For example, one popular real money blackjack card counting system counts the number of aces and fives that have been removed from the shoe. Aces are the best cards for the player, while fives are the best card for the dealers; thus, as fives leave the shoe, the remaining composition improves for the player, while seeing aces leave the shoe is a bad sign. Thus, players add one to the “count” when a five is seen, and subtract one when an ace appears. Depending on the count (and the specific system being used), the player may raise their bets to take advantage of a favorable shoe.
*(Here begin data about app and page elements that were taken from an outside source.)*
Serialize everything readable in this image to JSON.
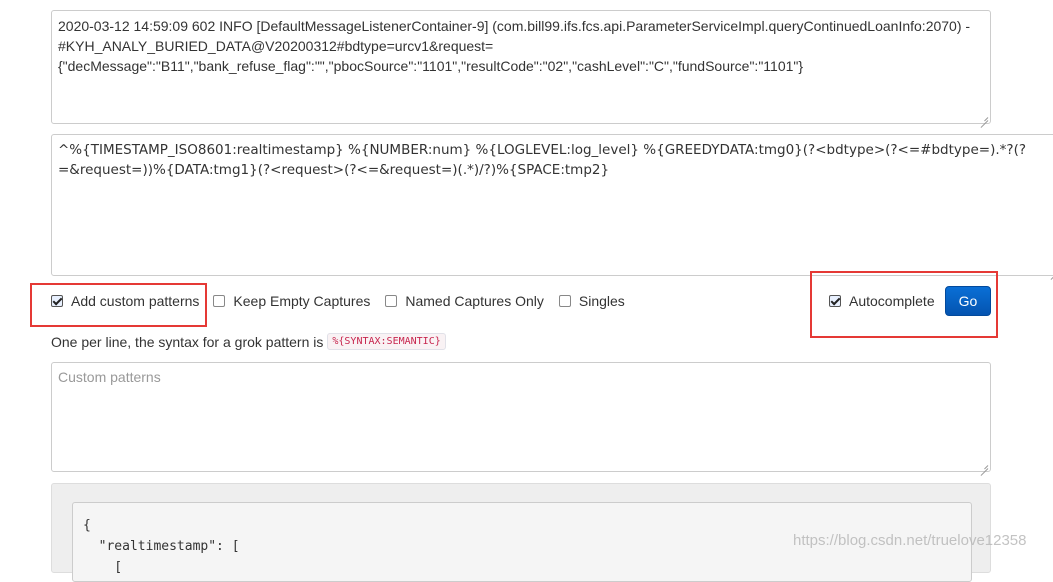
{
  "input_textarea": {
    "lines": [
      "2020-03-12 14:59:09 602 INFO  [DefaultMessageListenerContainer-9] (com.bill99.ifs.fcs.api.ParameterServiceImpl.queryContinuedLoanInfo:2070) -",
      "#KYH_ANALY_BURIED_DATA@V20200312#bdtype=urcv1&request=",
      "{\"decMessage\":\"B11\",\"bank_refuse_flag\":\"\",\"pbocSource\":\"1101\",\"resultCode\":\"02\",\"cashLevel\":\"C\",\"fundSource\":\"1101\"}"
    ]
  },
  "pattern_textarea": {
    "lines": [
      "^%{TIMESTAMP_ISO8601:realtimestamp} %{NUMBER:num} %{LOGLEVEL:log_level} %{GREEDYDATA:tmg0}(?<bdtype>(?<=#bdtype=).*?(?",
      "=&request=))%{DATA:tmg1}(?<request>(?<=&request=)(.*)/?)%{SPACE:tmp2}"
    ]
  },
  "options": {
    "add_custom_patterns": {
      "label": "Add custom patterns",
      "checked": true
    },
    "keep_empty_captures": {
      "label": "Keep Empty Captures",
      "checked": false
    },
    "named_captures_only": {
      "label": "Named Captures Only",
      "checked": false
    },
    "singles": {
      "label": "Singles",
      "checked": false
    },
    "autocomplete": {
      "label": "Autocomplete",
      "checked": true
    }
  },
  "go_button": {
    "label": "Go"
  },
  "hint": {
    "text": "One per line, the syntax for a grok pattern is",
    "syntax": "%{SYNTAX:SEMANTIC}"
  },
  "custom_patterns": {
    "placeholder": "Custom patterns",
    "value": ""
  },
  "result": {
    "lines": [
      "{",
      "  \"realtimestamp\": [",
      "    ["
    ]
  },
  "watermark": "https://blog.csdn.net/truelove12358",
  "colors": {
    "highlight_border": "#e53935",
    "go_button": "#0a6fd6"
  }
}
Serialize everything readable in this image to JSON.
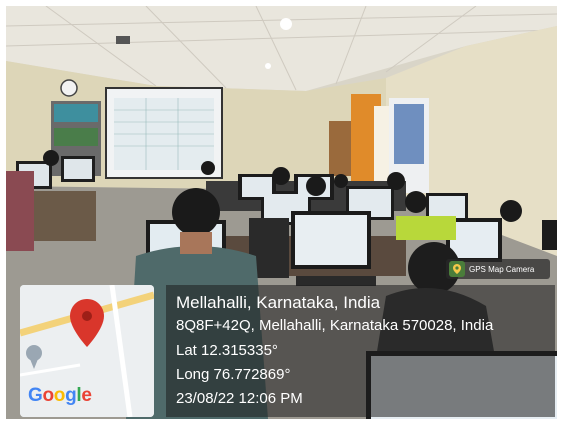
{
  "overlay": {
    "location_title": "Mellahalli, Karnataka, India",
    "address": "8Q8F+42Q, Mellahalli, Karnataka 570028, India",
    "latitude": "Lat 12.315335°",
    "longitude": "Long 76.772869°",
    "datetime": "23/08/22 12:06 PM"
  },
  "badge": {
    "label": "GPS Map Camera",
    "icon": "gps-map-camera-icon"
  },
  "map": {
    "brand": "Google",
    "pin_color": "#d9362b",
    "road_color": "#f3d27a"
  }
}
However, card counting is not a strategy you should try to use when playing online blackjack. Much like casinos that employ continuous shuffling machines, online blackjack “shuffles” the shoe after every hand, meaning that the distribution of cards is truly independent and random. With no discard pile, there’s no true shoe to keep track of; even if you’ve seen aces come out of the deck on the last five hands, there will be just as good a chance as seeing more aces on your next hand.